Master Builders Victoria (MBV) remains concerned about Victorian building and construction insolvencies.

MBV has continued to shed light on the issue of soaring costs of materials and labour shortages, which may lead to more building and construction companies being forced into administration.

MBV Acting CEO Michela Lihou said the proportion of insolvencies accounted for by building and construction had grown steadily over the past two years.

It is now close to the highest it’s ever been since data recording started in 2013.

“With building contract prices locked in, the large and unanticipated surge in the prices of many building items such as timber and steel-based products means that many of our members are finding that the cost of completing work is more costly than expected,” she said.

Ms Lihou said MBV is actively involved in finding supply shortage solutions to ensure sustained growth for the building and construction industry. 

“Last year, MBV requested that the Victorian Government ask the Commissioner for Better Regulation and Red Tape Commissioner, Anna Cronin, to investigate the issue of building and construction material shortages,” she said.

“At the start of November 2021, the Commissioner delivered a report to Government on the state of supply shortages in Victoria.

“This issue is now urgent, and we look forward to hearing the Commissioner’s recommendations as soon as possible.

“We are keen to work with the Victorian Government on solutions before any more Victorian building and construction companies end up in trouble.”

In Victoria, building and construction accounted for 30 per cent of all insolvencies in the state in the three months to December 2021.

Over the final three months of 2021, well over half of building and construction business insolvencies were accounted for by creditor wind-ups (57.6 per cent).

A further 16.8 per cent resulted from court wind-ups and 12.2 per cent from voluntary administrations in Australia.
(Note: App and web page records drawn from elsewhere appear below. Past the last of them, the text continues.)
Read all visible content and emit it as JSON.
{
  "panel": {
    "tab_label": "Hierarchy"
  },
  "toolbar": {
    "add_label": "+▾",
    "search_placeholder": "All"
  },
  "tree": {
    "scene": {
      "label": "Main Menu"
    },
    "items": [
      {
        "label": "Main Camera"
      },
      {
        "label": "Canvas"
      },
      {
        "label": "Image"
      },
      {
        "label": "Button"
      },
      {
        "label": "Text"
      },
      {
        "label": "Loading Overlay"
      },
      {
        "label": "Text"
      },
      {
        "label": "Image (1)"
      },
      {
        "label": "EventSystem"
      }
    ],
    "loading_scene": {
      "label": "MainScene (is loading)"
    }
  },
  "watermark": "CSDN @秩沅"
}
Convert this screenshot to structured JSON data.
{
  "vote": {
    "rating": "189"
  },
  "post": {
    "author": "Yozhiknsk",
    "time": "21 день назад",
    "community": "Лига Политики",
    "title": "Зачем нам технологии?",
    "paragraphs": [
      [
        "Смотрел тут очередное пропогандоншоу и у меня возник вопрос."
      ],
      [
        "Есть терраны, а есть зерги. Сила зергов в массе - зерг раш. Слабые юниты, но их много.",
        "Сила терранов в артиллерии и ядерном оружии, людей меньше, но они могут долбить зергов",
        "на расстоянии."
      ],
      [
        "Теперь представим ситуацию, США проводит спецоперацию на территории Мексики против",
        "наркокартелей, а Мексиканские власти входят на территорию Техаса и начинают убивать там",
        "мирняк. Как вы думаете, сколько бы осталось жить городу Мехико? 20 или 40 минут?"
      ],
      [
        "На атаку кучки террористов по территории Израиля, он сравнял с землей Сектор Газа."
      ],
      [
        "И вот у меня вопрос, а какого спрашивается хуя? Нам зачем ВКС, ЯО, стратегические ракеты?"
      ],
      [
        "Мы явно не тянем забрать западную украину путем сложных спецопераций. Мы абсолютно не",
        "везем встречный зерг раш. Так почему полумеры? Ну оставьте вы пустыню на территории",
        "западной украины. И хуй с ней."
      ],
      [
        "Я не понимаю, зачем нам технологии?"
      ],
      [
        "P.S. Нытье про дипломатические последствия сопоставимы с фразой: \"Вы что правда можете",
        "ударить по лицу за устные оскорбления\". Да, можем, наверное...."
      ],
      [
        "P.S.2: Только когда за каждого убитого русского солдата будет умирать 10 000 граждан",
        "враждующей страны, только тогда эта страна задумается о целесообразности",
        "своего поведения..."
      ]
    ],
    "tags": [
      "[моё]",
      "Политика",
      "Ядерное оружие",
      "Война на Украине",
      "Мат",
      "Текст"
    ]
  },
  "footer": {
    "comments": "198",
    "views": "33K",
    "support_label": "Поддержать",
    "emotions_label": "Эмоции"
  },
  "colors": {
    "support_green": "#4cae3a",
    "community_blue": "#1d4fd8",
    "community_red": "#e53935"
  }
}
The average cost of supplies used in home building rose 13.5 per cent in the year to December in Melbourne, compared to 12.9 per cent in both Brisbane and Adelaide, with a 12 per cent average across Australian cities.